It may not be possible to repair damage done to a china shepherdess, but you can offer to replace it with something that will become equally meaningful to the recipient. Flowers, chocolates, a bottle of wine, hopelessly cliched though it may be, can all be a tangible reinforcement to a verbal apology. But a truly thoughtful apology has something personal about it. Instead of a generic supermarket bouquet, buy their favourite flowers hand tied from a florist, don't buy the cheapest wine on offer, get a bottle from a vineyard that you have visited or read about.
Put thought and effort into your apology in the way that you would when buying a gift for a loved one, because essentially that is what you are doing. You are showing them your love, proving that you care, that you repent and regret what has happened.
A true apology is a thoughtful gift to a loved one.
How to say sorry well.
Acknowledge the fault.
Take time to formulate your apology, a one word "sorry" is not an apology.
Always try to explain what happened without trying to justify yourself.
Use words and gestures that demonstrate that you are genuinely emotionally concerned.
Show that you have understand the effects of your words and/or actions.
..." I am very sorry that I forgot to pick up your dry-cleaning on the way home and I realise that it was important for you to have that outfit for your presentation tomorrow. I know that you have been working really hard on it, and that it has been stressful. What can I do now to help you prepare for it? "....
...." I am really sorry that I drank too much at the dinner party, and that I was rude to your cousin. I will apologise to them too, do you think it would be best to do that in person, shall we invite them over for a meal, that will give us a chance to get to know each other a bit better? "...

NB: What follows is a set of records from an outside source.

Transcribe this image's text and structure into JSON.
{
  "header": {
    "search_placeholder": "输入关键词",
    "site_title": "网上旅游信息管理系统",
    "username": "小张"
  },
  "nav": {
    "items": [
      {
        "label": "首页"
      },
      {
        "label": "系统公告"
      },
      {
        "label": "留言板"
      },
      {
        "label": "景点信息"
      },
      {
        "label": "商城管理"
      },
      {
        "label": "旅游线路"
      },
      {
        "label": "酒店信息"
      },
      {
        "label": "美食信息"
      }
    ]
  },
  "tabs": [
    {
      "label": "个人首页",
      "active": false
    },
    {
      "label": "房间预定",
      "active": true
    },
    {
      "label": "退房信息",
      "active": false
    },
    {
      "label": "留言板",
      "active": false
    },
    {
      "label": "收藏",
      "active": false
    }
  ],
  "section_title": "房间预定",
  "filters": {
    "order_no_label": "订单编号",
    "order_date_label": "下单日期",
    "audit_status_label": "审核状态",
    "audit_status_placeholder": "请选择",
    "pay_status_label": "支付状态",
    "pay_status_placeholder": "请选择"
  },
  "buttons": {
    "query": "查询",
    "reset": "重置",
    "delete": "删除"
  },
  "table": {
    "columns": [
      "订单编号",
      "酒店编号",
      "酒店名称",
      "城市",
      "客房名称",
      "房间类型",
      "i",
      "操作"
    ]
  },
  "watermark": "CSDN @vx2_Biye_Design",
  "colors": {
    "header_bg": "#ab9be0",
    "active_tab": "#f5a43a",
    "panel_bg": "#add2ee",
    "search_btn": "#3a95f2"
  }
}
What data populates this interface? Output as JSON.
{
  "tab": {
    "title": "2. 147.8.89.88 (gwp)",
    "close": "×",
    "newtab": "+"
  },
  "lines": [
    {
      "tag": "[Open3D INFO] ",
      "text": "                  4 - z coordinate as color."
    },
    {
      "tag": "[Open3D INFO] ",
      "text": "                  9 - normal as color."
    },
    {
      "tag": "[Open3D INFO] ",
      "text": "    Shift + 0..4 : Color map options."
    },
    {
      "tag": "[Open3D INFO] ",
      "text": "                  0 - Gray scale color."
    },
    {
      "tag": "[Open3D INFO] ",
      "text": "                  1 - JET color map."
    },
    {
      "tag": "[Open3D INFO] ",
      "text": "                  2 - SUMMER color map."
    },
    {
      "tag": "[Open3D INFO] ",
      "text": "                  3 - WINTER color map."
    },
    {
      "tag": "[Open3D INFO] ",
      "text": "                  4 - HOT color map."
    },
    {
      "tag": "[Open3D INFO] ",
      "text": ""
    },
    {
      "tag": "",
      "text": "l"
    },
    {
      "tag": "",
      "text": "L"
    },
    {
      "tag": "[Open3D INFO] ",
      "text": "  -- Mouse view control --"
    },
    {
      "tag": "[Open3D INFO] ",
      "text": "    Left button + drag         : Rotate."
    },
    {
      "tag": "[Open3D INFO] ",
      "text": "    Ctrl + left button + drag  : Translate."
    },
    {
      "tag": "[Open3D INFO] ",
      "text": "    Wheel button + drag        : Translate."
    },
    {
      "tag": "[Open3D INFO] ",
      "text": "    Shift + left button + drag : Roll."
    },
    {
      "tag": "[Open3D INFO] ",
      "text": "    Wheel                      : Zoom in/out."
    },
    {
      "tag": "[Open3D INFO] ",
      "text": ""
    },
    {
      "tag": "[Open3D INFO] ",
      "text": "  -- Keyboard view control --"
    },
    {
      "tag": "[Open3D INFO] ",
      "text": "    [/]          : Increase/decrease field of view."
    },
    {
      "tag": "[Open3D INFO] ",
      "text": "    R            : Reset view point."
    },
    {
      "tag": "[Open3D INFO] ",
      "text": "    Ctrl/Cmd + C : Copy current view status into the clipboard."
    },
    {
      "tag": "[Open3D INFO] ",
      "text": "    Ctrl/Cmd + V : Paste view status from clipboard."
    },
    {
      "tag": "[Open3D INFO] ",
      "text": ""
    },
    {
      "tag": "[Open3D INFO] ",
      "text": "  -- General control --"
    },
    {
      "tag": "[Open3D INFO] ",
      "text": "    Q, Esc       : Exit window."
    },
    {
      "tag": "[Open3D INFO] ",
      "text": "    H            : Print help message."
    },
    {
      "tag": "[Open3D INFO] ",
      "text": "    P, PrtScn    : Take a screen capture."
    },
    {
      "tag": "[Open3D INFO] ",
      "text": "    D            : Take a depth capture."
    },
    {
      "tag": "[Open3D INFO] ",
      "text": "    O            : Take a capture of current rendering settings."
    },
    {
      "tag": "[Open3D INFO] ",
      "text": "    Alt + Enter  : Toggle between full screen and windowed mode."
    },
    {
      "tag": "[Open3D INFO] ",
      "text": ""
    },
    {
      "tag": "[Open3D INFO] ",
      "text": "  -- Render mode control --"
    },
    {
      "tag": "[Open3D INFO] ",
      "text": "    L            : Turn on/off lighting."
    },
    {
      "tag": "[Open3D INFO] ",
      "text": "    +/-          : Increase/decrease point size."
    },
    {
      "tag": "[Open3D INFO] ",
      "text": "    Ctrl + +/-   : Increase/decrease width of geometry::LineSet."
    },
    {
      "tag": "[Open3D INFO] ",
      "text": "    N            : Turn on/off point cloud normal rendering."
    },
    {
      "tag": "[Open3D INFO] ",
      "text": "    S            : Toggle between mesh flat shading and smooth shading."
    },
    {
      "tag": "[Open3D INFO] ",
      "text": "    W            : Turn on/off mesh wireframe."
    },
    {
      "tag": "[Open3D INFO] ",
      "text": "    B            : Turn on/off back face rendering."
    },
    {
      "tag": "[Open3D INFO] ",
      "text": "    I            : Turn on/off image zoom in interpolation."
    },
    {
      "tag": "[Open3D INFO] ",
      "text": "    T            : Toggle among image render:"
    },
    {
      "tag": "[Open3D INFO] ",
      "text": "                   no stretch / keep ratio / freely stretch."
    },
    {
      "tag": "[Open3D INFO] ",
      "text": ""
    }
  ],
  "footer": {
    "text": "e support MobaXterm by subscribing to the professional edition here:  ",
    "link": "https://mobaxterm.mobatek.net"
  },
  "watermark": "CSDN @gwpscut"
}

..." I know that I should not have put your heirloom crystal glasses into the dishwasher, I'm sorry. Would you like me to try to find out if there is a way to get the marks polished out? "...
Don't get over effusive. - a million and one apologies are as worthless as none
Don't overpromise - some things can never be fixed as good as new.
If any of this resonates with you and you find yourself in a situation where you need additional help and support, do not hesitate to contact me for one to one CBT based counselling therapy, available on line or in person, via the website www.therapie63.fr